◆ Activity: Copy every line below that has the word "image" in it.

◆ Material for this exercise:
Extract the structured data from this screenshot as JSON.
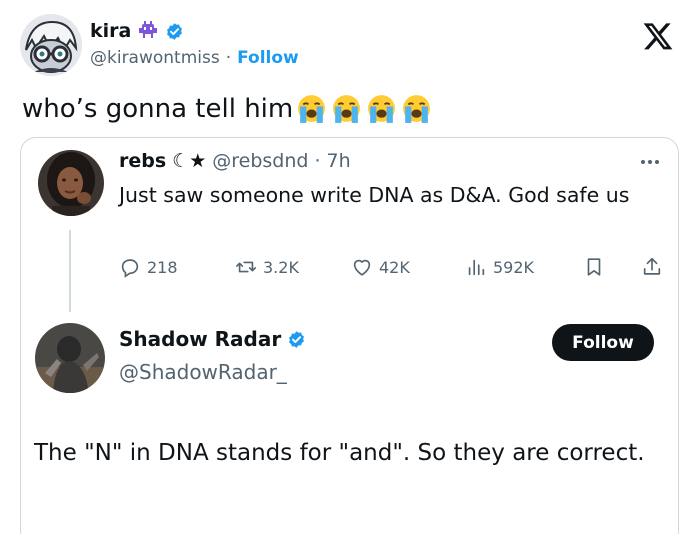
{
  "outer_tweet": {
    "author_name": "kira",
    "author_handle": "@kirawontmiss",
    "separator": "·",
    "follow_label": "Follow",
    "text": "who’s gonna tell him",
    "reaction_emoji": [
      "loudly-crying-face",
      "loudly-crying-face",
      "loudly-crying-face",
      "loudly-crying-face"
    ]
  },
  "quoted_tweet": {
    "author_name": "rebs",
    "name_decoration": "☾★",
    "author_handle": "@rebsdnd",
    "separator": "·",
    "time": "7h",
    "text": "Just saw someone write DNA as D&A. God safe us",
    "actions": {
      "replies": "218",
      "reposts": "3.2K",
      "likes": "42K",
      "views": "592K"
    }
  },
  "reply_tweet": {
    "author_name": "Shadow Radar",
    "author_handle": "@ShadowRadar_",
    "follow_button_label": "Follow",
    "text": "The \"N\" in DNA stands for \"and\". So they are correct."
  },
  "colors": {
    "text": "#0f1419",
    "secondary_text": "#536471",
    "link_blue": "#1d9bf0",
    "verified_blue": "#1d9bf0",
    "border": "#cfd9de",
    "button_dark": "#0f1419"
  }
}
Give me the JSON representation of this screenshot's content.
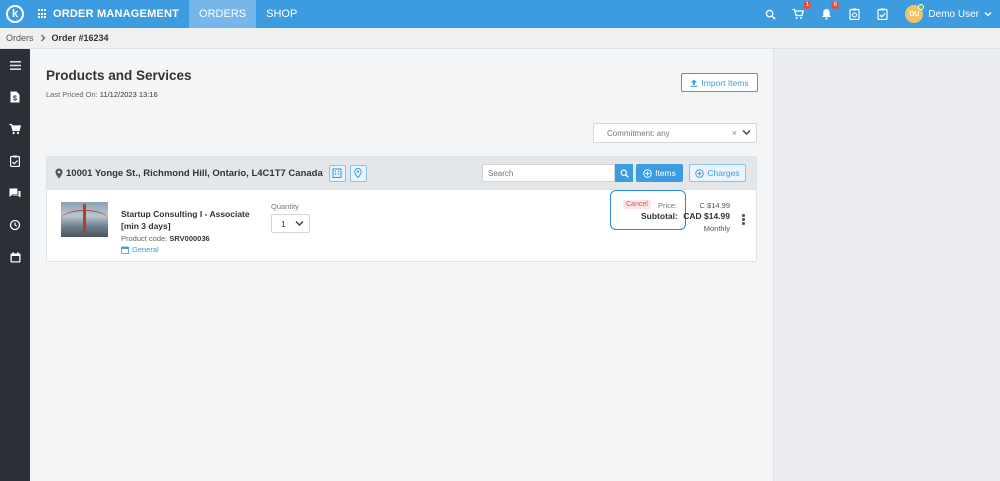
{
  "topbar": {
    "logo_letter": "k",
    "app_title": "ORDER MANAGEMENT",
    "tabs": [
      {
        "label": "ORDERS",
        "active": true
      },
      {
        "label": "SHOP",
        "active": false
      }
    ],
    "icons": {
      "search": "search-icon",
      "cart": "cart-icon",
      "notifications": "bell-icon",
      "tasks": "clipboard-clock-icon",
      "checklist": "clipboard-check-icon"
    },
    "cart_badge": "1",
    "bell_badge": "6",
    "user_initials": "DU",
    "user_name": "Demo User"
  },
  "breadcrumb": {
    "parent": "Orders",
    "current": "Order #16234"
  },
  "sidebar": {
    "items": [
      "menu-icon",
      "invoice-icon",
      "cart-icon",
      "clipboard-icon",
      "chat-icon",
      "history-icon",
      "calendar-icon"
    ]
  },
  "main": {
    "title": "Products and Services",
    "last_priced_label": "Last Priced On:",
    "last_priced_value": "11/12/2023 13:16",
    "import_label": "Import Items",
    "commitment_placeholder": "Commitment: any",
    "commitment_clear": "×",
    "location": {
      "address": "10001 Yonge St., Richmond Hill, Ontario, L4C1T7 Canada",
      "search_placeholder": "Search",
      "items_label": "Items",
      "charges_label": "Charges"
    },
    "product": {
      "name": "Startup Consulting I - Associate [min 3 days]",
      "code_label": "Product code:",
      "code_value": "SRV000036",
      "category": "General",
      "quantity_label": "Quantity",
      "quantity": "1",
      "cancel_label": "Cancel",
      "price_label": "Price:",
      "price_value": "C $14.99",
      "subtotal_label": "Subtotal:",
      "subtotal_value": "CAD $14.99",
      "period": "Monthly"
    }
  },
  "colors": {
    "primary": "#3d9be0",
    "sidebar": "#2c3036",
    "badge": "#e74c3c",
    "cancel": "#d9534f"
  }
}
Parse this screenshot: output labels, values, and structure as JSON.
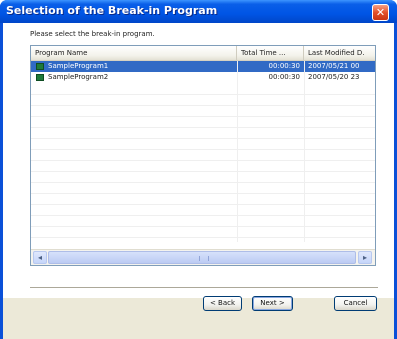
{
  "window": {
    "title": "Selection of the Break-in Program",
    "close_glyph": "✕"
  },
  "prompt": "Please select the break-in program.",
  "list": {
    "columns": [
      "Program Name",
      "Total Time ...",
      "Last Modified D."
    ],
    "rows": [
      {
        "name": "SampleProgram1",
        "total_time": "00:00:30",
        "last_modified": "2007/05/21 00",
        "selected": true,
        "icon": "program-icon"
      },
      {
        "name": "SampleProgram2",
        "total_time": "00:00:30",
        "last_modified": "2007/05/20 23",
        "selected": false,
        "icon": "program-icon"
      }
    ]
  },
  "scrollbar": {
    "left_glyph": "◂",
    "right_glyph": "▸"
  },
  "buttons": {
    "back": "< Back",
    "next": "Next >",
    "cancel": "Cancel"
  },
  "colors": {
    "title_bar": "#0055e5",
    "selection": "#316ac5",
    "dialog_bg": "#ece9d8",
    "close_button": "#e4502a"
  }
}
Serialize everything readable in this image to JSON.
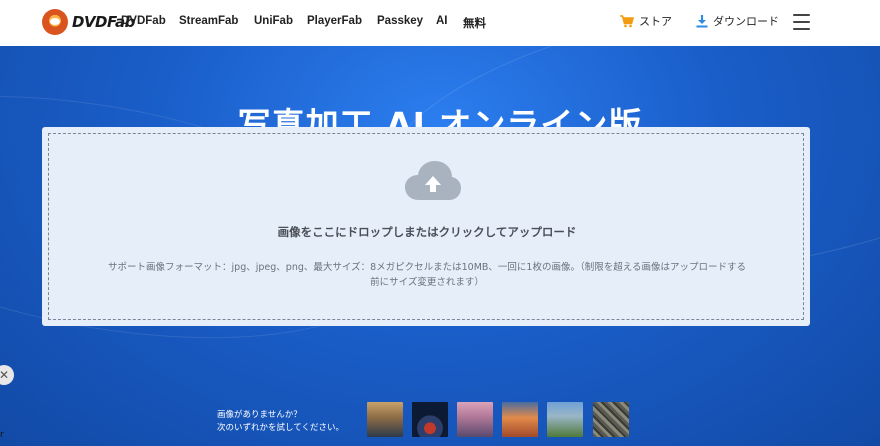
{
  "header": {
    "logo_text": "DVDFab",
    "nav": [
      "DVDFab",
      "StreamFab",
      "UniFab",
      "PlayerFab",
      "Passkey",
      "AI",
      "無料"
    ],
    "store_label": "ストア",
    "download_label": "ダウンロード",
    "colors": {
      "store_icon": "#f39c12",
      "download_icon": "#2d8be6"
    }
  },
  "hero": {
    "title": "写真加工 AI オンライン版"
  },
  "upload": {
    "main_text": "画像をここにドロップしまたはクリックしてアップロード",
    "note_line1": "サポート画像フォーマット：jpg、jpeg、png、最大サイズ：8メガピクセルまたは10MB、一回に1枚の画像。（制限を超える画像はアップロードする",
    "note_line2": "前にサイズ変更されます）"
  },
  "samples": {
    "line1": "画像がありませんか？",
    "line2": "次のいずれかを試してください。"
  },
  "side": {
    "close_glyph": "✕",
    "corner_glyph": "r"
  }
}
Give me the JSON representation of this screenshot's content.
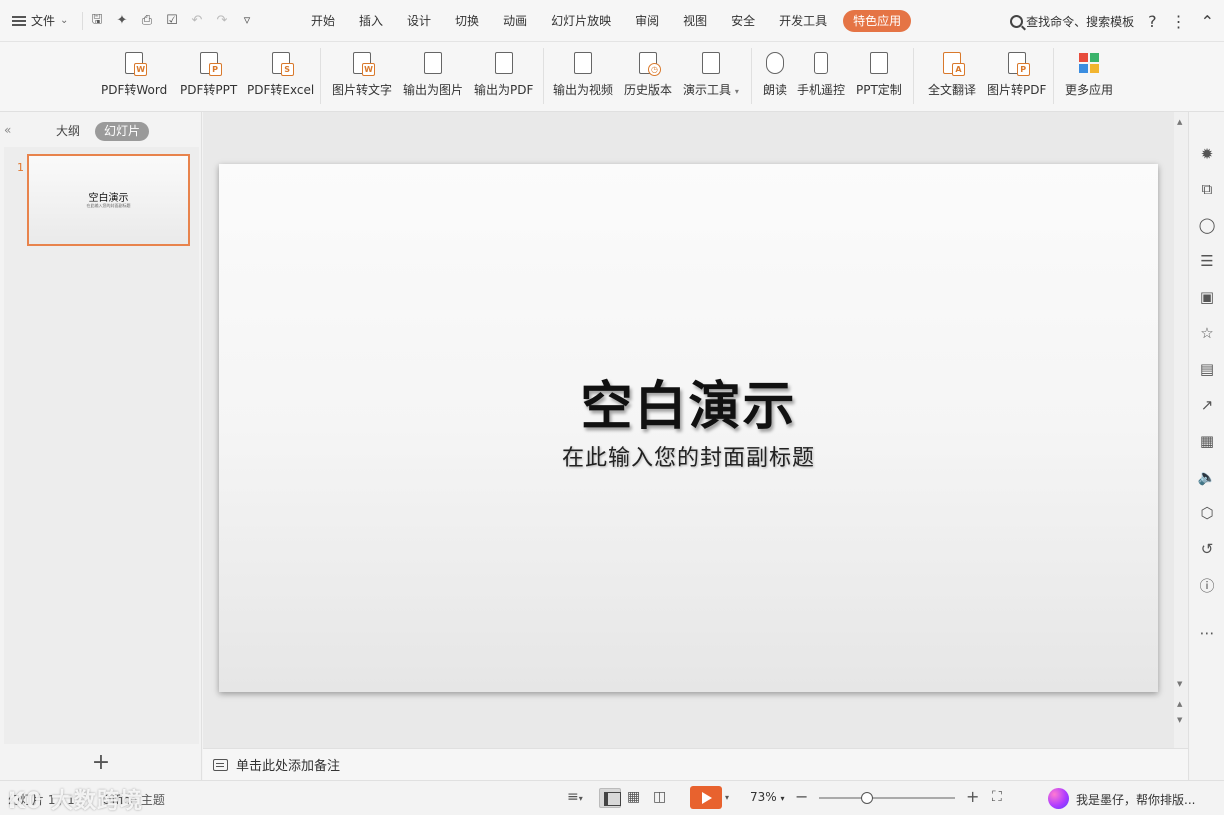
{
  "menubar": {
    "file_label": "文件",
    "tabs": [
      "开始",
      "插入",
      "设计",
      "切换",
      "动画",
      "幻灯片放映",
      "审阅",
      "视图",
      "安全",
      "开发工具"
    ],
    "special_tab": "特色应用",
    "search_label": "查找命令、搜索模板"
  },
  "ribbon": {
    "buttons": [
      {
        "label": "PDF转Word",
        "icon": "pdf-to-word-icon"
      },
      {
        "label": "PDF转PPT",
        "icon": "pdf-to-ppt-icon"
      },
      {
        "label": "PDF转Excel",
        "icon": "pdf-to-excel-icon"
      },
      {
        "label": "图片转文字",
        "icon": "image-to-text-icon"
      },
      {
        "label": "输出为图片",
        "icon": "export-image-icon"
      },
      {
        "label": "输出为PDF",
        "icon": "export-pdf-icon"
      },
      {
        "label": "输出为视频",
        "icon": "export-video-icon"
      },
      {
        "label": "历史版本",
        "icon": "history-version-icon"
      },
      {
        "label": "演示工具",
        "icon": "presentation-tools-icon"
      },
      {
        "label": "朗读",
        "icon": "read-aloud-icon"
      },
      {
        "label": "手机遥控",
        "icon": "phone-remote-icon"
      },
      {
        "label": "PPT定制",
        "icon": "ppt-custom-icon"
      },
      {
        "label": "全文翻译",
        "icon": "translate-icon"
      },
      {
        "label": "图片转PDF",
        "icon": "image-to-pdf-icon"
      },
      {
        "label": "更多应用",
        "icon": "more-apps-icon"
      }
    ]
  },
  "left_panel": {
    "tab_outline": "大纲",
    "tab_slides": "幻灯片",
    "thumbnail_number": "1",
    "thumbnail_title": "空白演示",
    "thumbnail_subtitle": "在此输入您的封面副标题"
  },
  "slide": {
    "title": "空白演示",
    "subtitle": "在此输入您的封面副标题"
  },
  "notes": {
    "placeholder": "单击此处添加备注"
  },
  "statusbar": {
    "slide_count": "幻灯片 1 / 1",
    "theme": "Office 主题",
    "watermark": "K0 大数跨境",
    "zoom": "73%",
    "zoom_fraction": 0.35,
    "assistant_text": "我是墨仔，帮你排版..."
  },
  "colors": {
    "accent": "#e57445",
    "play": "#e8622e",
    "thumbnail_border": "#e8834c"
  }
}
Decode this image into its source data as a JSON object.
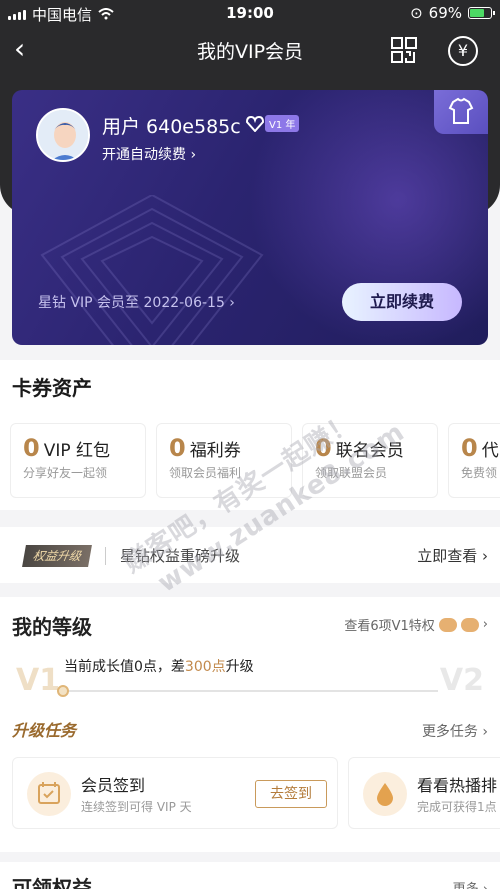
{
  "status": {
    "carrier": "中国电信",
    "time": "19:00",
    "battery": "69%"
  },
  "nav": {
    "back": "‹",
    "title": "我的VIP会员",
    "coin_symbol": "¥"
  },
  "vip_card": {
    "username": "用户 640e585c",
    "level_badge": "V1 年",
    "auto_renew": "开通自动续费 ›",
    "expire": "星钻 VIP 会员至 2022-06-15 ›",
    "renew_button": "立即续费"
  },
  "assets": {
    "title": "卡券资产",
    "cards": [
      {
        "num": "0",
        "name": "VIP 红包",
        "sub": "分享好友一起领"
      },
      {
        "num": "0",
        "name": "福利券",
        "sub": "领取会员福利"
      },
      {
        "num": "0",
        "name": "联名会员",
        "sub": "领取联盟会员"
      },
      {
        "num": "0",
        "name": "代",
        "sub": "免费领"
      }
    ]
  },
  "upgrade_strip": {
    "tag": "权益升级",
    "text": "星钻权益重磅升级",
    "more": "立即查看 ›"
  },
  "level": {
    "title": "我的等级",
    "view_all": "查看6项V1特权",
    "current": "V1",
    "next": "V2",
    "growth_prefix": "当前成长值0点，差",
    "growth_points": "300点",
    "growth_suffix": "升级",
    "task_title": "升级任务",
    "more_tasks": "更多任务 ›",
    "tasks": [
      {
        "title": "会员签到",
        "sub": "连续签到可得 VIP 天",
        "button": "去签到"
      },
      {
        "title": "看看热播排",
        "sub": "完成可获得1点"
      }
    ]
  },
  "bottom": {
    "title": "可领权益",
    "more": "更多 ›"
  },
  "watermark": {
    "line1": "赚客吧，有奖一起赚！",
    "line2": "www.zuanke8.com"
  }
}
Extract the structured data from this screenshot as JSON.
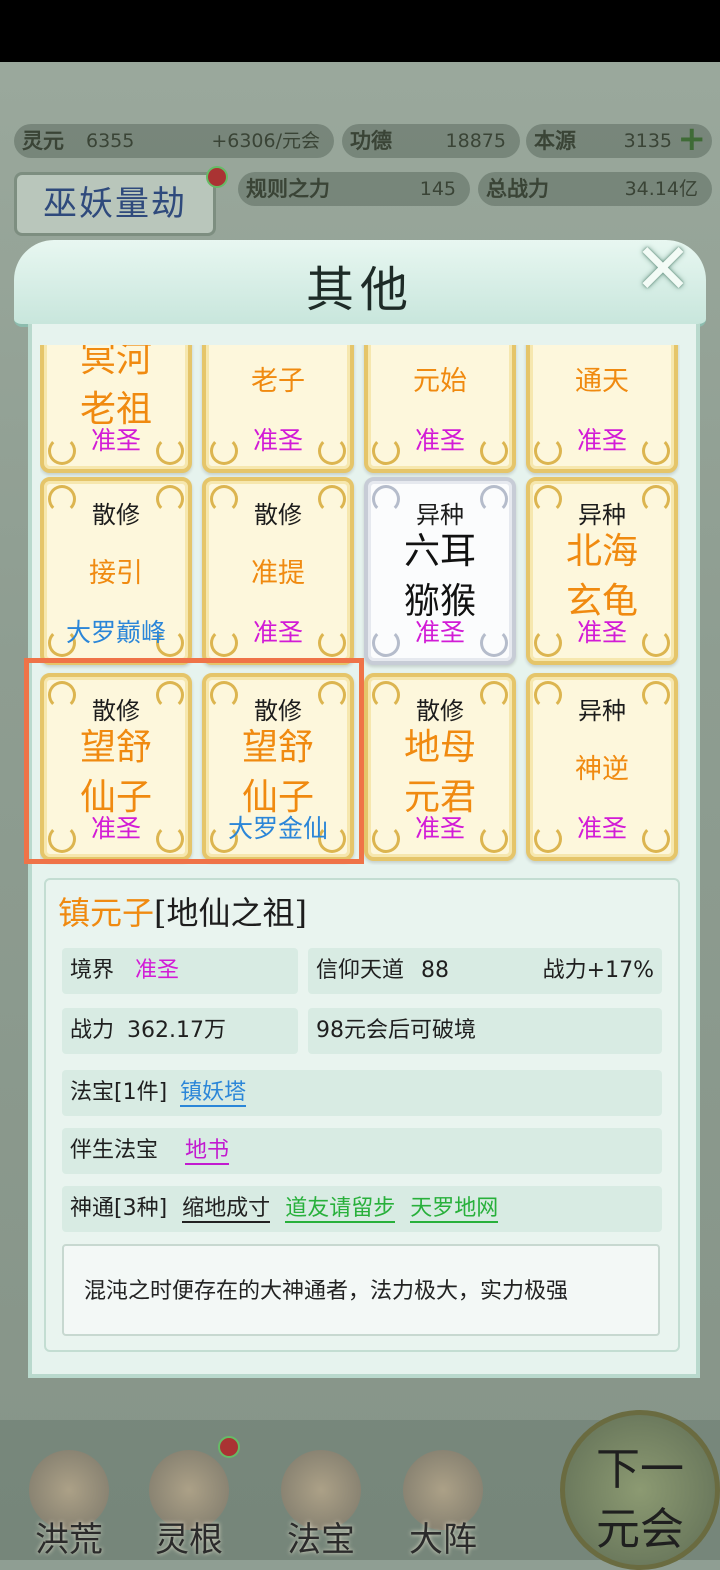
{
  "hud": {
    "lingyuan_label": "灵元",
    "lingyuan_value": "6355",
    "lingyuan_rate": "+6306/元会",
    "gongde_label": "功德",
    "gongde_value": "18875",
    "benyuan_label": "本源",
    "benyuan_value": "3135",
    "rules_label": "规则之力",
    "rules_value": "145",
    "power_label": "总战力",
    "power_value": "34.14亿",
    "mode_label": "巫妖量劫"
  },
  "bottom_nav": {
    "items": [
      {
        "label": "洪荒"
      },
      {
        "label": "灵根"
      },
      {
        "label": "法宝"
      },
      {
        "label": "大阵"
      }
    ],
    "next_line1": "下一",
    "next_line2": "元会"
  },
  "dialog": {
    "title": "其他",
    "close_icon": "close-x-icon"
  },
  "cards": [
    {
      "cat": "",
      "name1": "冥河",
      "name2": "老祖",
      "rank": "准圣",
      "rank_color": "purple",
      "style": "gold"
    },
    {
      "cat": "",
      "name1": "老子",
      "name2": "",
      "rank": "准圣",
      "rank_color": "purple",
      "style": "gold"
    },
    {
      "cat": "",
      "name1": "元始",
      "name2": "",
      "rank": "准圣",
      "rank_color": "purple",
      "style": "gold"
    },
    {
      "cat": "",
      "name1": "通天",
      "name2": "",
      "rank": "准圣",
      "rank_color": "purple",
      "style": "gold"
    },
    {
      "cat": "散修",
      "name1": "接引",
      "name2": "",
      "rank": "大罗巅峰",
      "rank_color": "blue",
      "style": "gold"
    },
    {
      "cat": "散修",
      "name1": "准提",
      "name2": "",
      "rank": "准圣",
      "rank_color": "purple",
      "style": "gold"
    },
    {
      "cat": "异种",
      "name1": "六耳",
      "name2": "猕猴",
      "rank": "准圣",
      "rank_color": "purple",
      "style": "white"
    },
    {
      "cat": "异种",
      "name1": "北海",
      "name2": "玄龟",
      "rank": "准圣",
      "rank_color": "purple",
      "style": "gold"
    },
    {
      "cat": "散修",
      "name1": "望舒",
      "name2": "仙子",
      "rank": "准圣",
      "rank_color": "purple",
      "style": "gold"
    },
    {
      "cat": "散修",
      "name1": "望舒",
      "name2": "仙子",
      "rank": "大罗金仙",
      "rank_color": "blue",
      "style": "gold"
    },
    {
      "cat": "散修",
      "name1": "地母",
      "name2": "元君",
      "rank": "准圣",
      "rank_color": "purple",
      "style": "gold"
    },
    {
      "cat": "异种",
      "name1": "神逆",
      "name2": "",
      "rank": "准圣",
      "rank_color": "purple",
      "style": "gold"
    }
  ],
  "detail": {
    "name": "镇元子",
    "title": "[地仙之祖]",
    "realm_label": "境界",
    "realm_value": "准圣",
    "faith_label": "信仰天道",
    "faith_value": "88",
    "faith_bonus": "战力+17%",
    "power_label": "战力",
    "power_value": "362.17万",
    "breakthrough": "98元会后可破境",
    "treasure_label": "法宝[1件]",
    "treasure_value": "镇妖塔",
    "companion_label": "伴生法宝",
    "companion_value": "地书",
    "skills_label": "神通[3种]",
    "skill1": "缩地成寸",
    "skill2": "道友请留步",
    "skill3": "天罗地网",
    "description": "混沌之时便存在的大神通者，法力极大，实力极强"
  }
}
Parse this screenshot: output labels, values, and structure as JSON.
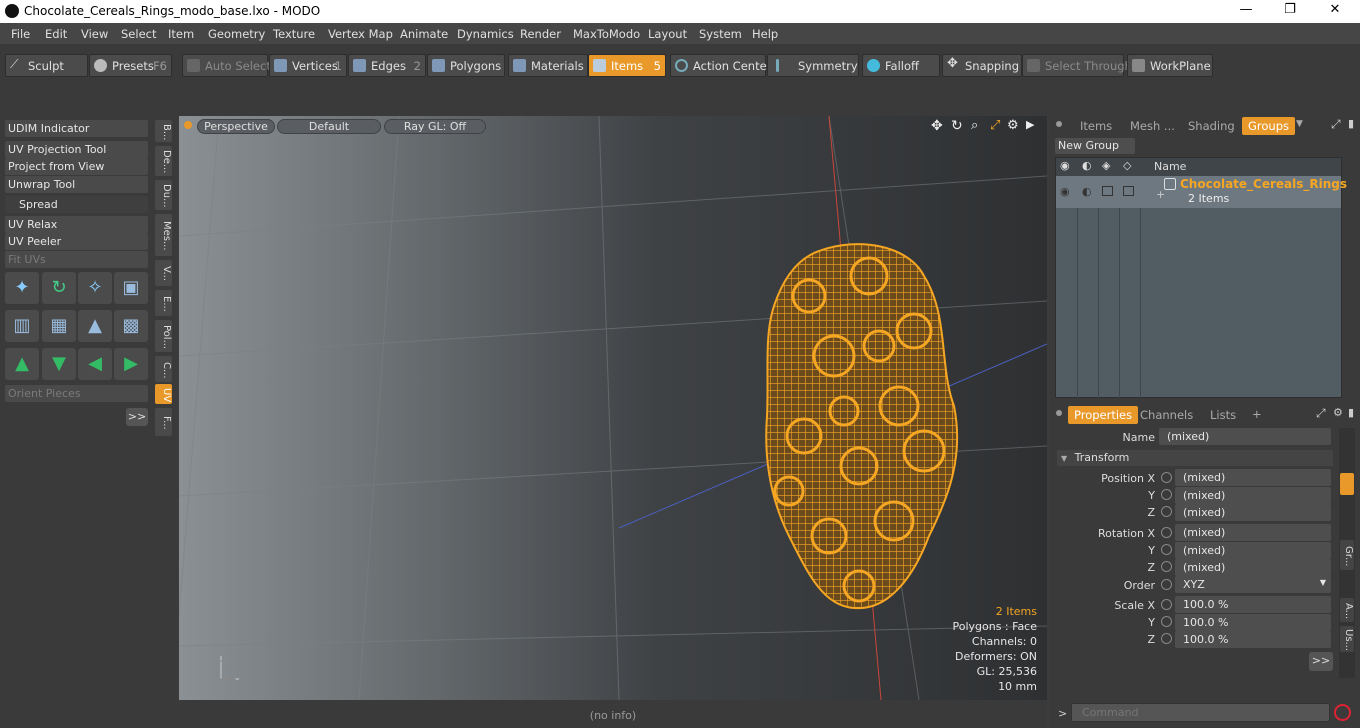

◆ Response below:
Serialize everything readable in this image to JSON.
        "icon": "image-to-text-icon"
        "icon": "export-image-icon"
        "icon": "image-to-pdf-icon"
Decode this image into its source data as a JSON object.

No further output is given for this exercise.